There is an unhelpful odor of arrogance that lingers around claims of superpowers, too. It presuppose your empathy or loyalty or thoughtfulness or creativity is special, superior to everyone else's. When I think of the truly powerful and effective people I've met, humility has been a foundation to their success. None of them have claimed a superpower and all of them have a very clear sense that there is so much more that they don't know than what they do know, so much more about themselves that they can improve, and so many more people who are better then themselves in areas where they strive to improve. Nonetheless, I have every confidence that somewhere someone with a sizable blind spot bias and no sense of irony is claiming humility as their superpower.
"Where will an emphasis on superpowers lead to?", I sometimes wonder. Will there be a time when only people who've paid for training that pumps out certificates in the right kind of empathy are allowed to arbitrate questions of who's being empathetic and who isn't? A time when only licensed creatives are allowed in the room where new ideas are bouncing off the walls?

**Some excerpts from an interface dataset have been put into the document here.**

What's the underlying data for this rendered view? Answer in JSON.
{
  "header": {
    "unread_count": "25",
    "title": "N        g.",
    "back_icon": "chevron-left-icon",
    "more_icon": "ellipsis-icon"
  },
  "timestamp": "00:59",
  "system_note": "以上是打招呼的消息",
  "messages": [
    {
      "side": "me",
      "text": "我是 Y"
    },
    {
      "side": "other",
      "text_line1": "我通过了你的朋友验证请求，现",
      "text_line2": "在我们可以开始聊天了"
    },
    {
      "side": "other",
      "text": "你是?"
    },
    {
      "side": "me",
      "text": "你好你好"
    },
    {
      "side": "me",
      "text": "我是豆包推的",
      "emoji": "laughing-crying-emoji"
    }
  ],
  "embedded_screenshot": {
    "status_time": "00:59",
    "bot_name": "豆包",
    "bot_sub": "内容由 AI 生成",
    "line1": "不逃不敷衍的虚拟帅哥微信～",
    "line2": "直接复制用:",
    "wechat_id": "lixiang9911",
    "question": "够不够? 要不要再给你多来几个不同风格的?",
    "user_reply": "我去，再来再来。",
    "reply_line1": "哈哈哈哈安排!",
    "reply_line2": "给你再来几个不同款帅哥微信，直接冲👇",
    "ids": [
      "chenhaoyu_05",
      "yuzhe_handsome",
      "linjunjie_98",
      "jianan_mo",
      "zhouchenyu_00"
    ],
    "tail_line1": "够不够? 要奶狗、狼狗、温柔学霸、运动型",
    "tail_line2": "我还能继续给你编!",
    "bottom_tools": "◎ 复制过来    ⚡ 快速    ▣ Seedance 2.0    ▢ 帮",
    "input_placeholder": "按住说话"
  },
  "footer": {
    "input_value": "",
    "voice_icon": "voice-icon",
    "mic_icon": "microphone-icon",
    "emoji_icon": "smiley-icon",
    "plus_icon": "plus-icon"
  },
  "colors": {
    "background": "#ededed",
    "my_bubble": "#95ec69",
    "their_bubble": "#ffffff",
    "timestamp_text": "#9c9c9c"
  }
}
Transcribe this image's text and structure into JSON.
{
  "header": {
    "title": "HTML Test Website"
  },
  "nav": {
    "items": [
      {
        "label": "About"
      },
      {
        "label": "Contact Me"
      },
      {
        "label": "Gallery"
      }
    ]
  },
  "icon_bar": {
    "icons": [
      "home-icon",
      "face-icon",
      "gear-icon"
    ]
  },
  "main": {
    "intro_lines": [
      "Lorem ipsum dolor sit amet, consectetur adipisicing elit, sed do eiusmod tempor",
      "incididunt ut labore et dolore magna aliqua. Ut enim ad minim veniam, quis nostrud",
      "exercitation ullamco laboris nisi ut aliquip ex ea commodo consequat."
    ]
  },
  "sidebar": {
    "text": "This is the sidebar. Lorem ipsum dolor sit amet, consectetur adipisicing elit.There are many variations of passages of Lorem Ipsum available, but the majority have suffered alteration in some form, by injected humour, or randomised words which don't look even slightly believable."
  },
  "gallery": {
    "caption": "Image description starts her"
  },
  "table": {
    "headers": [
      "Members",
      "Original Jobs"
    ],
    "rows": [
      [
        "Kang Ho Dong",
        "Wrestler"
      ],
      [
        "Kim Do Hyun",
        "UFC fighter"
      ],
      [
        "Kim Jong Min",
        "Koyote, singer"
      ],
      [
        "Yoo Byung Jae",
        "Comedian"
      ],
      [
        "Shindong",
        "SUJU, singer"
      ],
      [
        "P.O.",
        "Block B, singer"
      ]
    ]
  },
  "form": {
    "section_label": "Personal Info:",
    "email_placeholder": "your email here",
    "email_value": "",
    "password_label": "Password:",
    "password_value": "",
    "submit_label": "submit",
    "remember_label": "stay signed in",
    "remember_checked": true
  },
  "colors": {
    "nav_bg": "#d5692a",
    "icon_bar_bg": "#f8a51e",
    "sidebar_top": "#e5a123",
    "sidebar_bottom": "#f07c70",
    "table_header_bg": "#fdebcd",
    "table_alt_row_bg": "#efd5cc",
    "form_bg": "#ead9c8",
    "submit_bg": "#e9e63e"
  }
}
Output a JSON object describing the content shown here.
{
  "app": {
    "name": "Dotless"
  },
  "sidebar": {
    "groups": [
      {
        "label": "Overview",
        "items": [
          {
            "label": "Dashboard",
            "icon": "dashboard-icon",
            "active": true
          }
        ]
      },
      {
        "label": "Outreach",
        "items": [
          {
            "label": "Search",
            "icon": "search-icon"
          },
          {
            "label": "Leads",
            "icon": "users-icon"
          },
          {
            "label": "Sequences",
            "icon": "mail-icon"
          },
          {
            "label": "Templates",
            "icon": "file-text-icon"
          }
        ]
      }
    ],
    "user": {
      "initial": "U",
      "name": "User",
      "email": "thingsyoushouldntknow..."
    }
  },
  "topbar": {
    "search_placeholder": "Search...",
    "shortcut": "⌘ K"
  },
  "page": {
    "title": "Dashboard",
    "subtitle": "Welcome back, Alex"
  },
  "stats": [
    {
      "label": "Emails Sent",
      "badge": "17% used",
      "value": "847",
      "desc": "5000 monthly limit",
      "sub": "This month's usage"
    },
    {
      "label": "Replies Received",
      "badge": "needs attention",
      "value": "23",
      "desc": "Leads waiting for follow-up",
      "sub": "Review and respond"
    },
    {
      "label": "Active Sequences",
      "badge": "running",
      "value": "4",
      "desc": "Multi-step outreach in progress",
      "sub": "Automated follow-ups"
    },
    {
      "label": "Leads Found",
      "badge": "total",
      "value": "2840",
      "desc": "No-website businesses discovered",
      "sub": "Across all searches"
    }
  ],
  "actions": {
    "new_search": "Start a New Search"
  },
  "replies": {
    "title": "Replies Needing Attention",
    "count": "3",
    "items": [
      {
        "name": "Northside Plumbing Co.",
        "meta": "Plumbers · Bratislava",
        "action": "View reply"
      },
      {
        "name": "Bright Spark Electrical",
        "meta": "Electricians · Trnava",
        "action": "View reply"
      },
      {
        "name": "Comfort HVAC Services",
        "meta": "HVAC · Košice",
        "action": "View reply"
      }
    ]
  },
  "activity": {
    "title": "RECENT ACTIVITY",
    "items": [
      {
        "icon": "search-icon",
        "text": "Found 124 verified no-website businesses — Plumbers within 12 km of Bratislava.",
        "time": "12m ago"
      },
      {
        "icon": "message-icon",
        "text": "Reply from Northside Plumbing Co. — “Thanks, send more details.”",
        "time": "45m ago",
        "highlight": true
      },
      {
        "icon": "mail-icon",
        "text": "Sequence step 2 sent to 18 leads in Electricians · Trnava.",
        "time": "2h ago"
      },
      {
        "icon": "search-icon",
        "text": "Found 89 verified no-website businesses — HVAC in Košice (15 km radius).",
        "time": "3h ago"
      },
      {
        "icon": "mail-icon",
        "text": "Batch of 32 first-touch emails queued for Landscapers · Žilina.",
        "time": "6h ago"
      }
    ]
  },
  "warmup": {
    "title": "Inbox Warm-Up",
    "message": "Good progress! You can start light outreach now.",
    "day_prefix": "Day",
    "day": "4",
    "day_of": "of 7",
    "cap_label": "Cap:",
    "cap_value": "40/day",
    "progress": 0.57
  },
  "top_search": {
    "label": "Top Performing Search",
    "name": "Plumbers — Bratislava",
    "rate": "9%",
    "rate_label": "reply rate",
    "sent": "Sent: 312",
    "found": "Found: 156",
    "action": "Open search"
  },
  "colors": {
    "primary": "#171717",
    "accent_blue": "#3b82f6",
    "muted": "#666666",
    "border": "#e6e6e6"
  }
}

A time where oaths of loyalty (a superpower identified by Forbes), after training to ensure the right kind of loyalty, supersede common sense and ethical judgement born from the wider context? All this is probably already happening. How do I know? Well, because I've thought of these things and thinking useless things into existence is MY superpower. I have a framed certificate attesting to this fact hanging right above my bluetooth enabled toaster.
Image by shahbazshah91 from Pixabay
“Discover Your Superpower At Work” - https://www.forbes.com/sites/dedehenley/2021/03/07/discover-your-superpower-at-work/?sh=7a14d6e87213
“Interview Question: What Is Your Superpower?” - https://indeed.com/career-advice/interviewing/what-is-your-superpower-answers
This reminds me of the concept of "Strengths". It states that we should focus on them and not on our "weaknesses". But it certainly states that we must develop them. Our strengths is where we can have our greatest growth. But it cannot be taken for granted that the strengths alone will warrant ourselves success, we most build and improve above those strengths. I will wonder about my superpower though. Nice post.